Transmission and
Distribution Asset Inspection

The power grid in the United States is generally comprised of generation, transmission and distribution for public and private use. Generation is comprised of hydroelectric, solar, wind turbines, geothermal, biomass and fuel based steam generation power plants. From there the power is sent to substations and then to transmission and distribution lines. A major issue confronting the utility companies is the aging of the assets with a large percentage of transmission lines, structures and transformers being well over 30 years in age. A continuous effort is underway to maintain and modernize assets.

Working in close proximity to high voltage and at heights is hazardous. Ground navigation to poles or structures in difficult or distant terrain can cause damage to vehicles, personal injury and in rare instances, loss of life. In certain locations the only way to inspect poles or structures is with Human External Cargo (HEC) which is a high-risk endeavor for the line persons and helicopter pilots.

In most instances drones are able to simply fly to a pole or structure and take high resolution imagery (stills or video) providing complete photographic coverage of a pole or structure from all angles. Experience has shown that the cost to have a drone inspect a pole or structure is at minimum 50% less than a climbing visual inspection thus providing an excellent ROI. A simple ground only photographic inspection will not reveal all components or overhead views necessary for a complete inspection. Linear photographic inspections by helicopters cost thousands of dollars an hour in helicopter operation costs with the associated limitation of inability to capture imagery of crucial components underneath the helicopter’s vantage point. This is in addition to potential liability for high-risk, low level helicopter operations in close proximity to terrain and obstacles.

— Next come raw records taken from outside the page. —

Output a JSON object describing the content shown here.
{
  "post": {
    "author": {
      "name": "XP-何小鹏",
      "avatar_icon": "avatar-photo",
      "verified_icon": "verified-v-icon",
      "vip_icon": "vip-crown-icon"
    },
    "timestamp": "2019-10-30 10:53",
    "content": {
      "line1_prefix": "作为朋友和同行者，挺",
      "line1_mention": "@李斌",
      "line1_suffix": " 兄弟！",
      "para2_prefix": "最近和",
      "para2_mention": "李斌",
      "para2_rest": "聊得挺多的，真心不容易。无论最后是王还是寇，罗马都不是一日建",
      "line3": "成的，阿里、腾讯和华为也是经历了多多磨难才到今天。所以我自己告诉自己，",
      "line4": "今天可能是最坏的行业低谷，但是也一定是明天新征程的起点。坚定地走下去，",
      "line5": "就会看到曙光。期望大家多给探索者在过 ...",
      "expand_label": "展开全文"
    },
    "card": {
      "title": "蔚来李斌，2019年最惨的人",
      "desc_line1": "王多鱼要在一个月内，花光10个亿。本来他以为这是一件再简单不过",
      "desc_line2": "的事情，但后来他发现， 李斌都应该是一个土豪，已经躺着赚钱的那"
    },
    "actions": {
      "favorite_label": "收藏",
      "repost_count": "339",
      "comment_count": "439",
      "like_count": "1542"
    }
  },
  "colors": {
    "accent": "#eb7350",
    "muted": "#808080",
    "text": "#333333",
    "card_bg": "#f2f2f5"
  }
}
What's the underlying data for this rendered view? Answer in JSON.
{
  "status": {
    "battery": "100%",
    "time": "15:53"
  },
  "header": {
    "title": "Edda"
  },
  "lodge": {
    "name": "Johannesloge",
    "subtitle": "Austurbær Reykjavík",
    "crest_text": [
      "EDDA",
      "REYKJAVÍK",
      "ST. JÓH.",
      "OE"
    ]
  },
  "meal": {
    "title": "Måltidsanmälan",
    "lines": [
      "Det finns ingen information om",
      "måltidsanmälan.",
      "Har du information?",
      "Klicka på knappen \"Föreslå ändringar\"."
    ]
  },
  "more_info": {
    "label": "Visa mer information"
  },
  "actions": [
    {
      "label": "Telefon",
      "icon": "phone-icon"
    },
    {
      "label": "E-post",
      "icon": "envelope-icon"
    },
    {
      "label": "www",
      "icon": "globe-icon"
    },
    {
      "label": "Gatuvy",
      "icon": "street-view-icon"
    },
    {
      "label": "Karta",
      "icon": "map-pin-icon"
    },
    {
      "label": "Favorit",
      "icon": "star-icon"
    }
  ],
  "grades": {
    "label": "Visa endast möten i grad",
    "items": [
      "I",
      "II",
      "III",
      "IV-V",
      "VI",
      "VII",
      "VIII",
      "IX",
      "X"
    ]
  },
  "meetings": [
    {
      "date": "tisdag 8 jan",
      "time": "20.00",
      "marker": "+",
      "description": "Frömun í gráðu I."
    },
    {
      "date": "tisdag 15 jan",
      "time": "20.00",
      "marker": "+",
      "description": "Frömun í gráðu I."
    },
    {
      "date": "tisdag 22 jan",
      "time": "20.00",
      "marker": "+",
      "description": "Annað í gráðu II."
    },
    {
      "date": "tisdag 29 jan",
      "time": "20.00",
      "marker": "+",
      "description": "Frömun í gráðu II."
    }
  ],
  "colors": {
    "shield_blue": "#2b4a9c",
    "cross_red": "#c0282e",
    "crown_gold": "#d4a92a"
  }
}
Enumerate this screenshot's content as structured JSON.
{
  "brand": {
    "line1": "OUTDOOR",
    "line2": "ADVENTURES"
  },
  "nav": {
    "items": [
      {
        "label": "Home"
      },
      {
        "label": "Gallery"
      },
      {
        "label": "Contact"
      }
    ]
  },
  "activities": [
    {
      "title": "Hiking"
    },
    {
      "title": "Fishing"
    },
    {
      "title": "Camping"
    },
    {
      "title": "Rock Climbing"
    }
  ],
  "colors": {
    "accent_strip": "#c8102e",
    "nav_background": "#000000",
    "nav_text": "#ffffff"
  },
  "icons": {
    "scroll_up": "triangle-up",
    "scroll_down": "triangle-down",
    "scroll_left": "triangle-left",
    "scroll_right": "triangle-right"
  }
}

Inspection and Inventory

The aerial imagery capture of a pole or structure is preplanned and generally involves an aerial circular rotation around a pole or structure at different levels and camera angles with photographic overlap of sectors to ensure complete and clearly focused and exposed photographic coverage. The photographic coverage should include all hardware components, equipment, insulators, conductors and the overall condition of the structure itself. While at asset locations, care should be taken not to disturb wildlife or create any type of environmental impact.

Oftentimes poles or structures are tagged with erroneous identification markings, are missing tags or have inaccurate GPS coordinates. In some cases an asset isn’t on a utility company’s list of assets. In a few rare circumstances a pole or structure is simply not where a utility company thinks it is (eg “ghost structure”).

Drones are capable of providing accurate GPS coordinates which is recorded within the metadata of the imagery provided to the client or customer. Obvious significant defects or integrity problems of an asset can be reported immediately from the field for the prompt generation of a work order and remediation of the issue.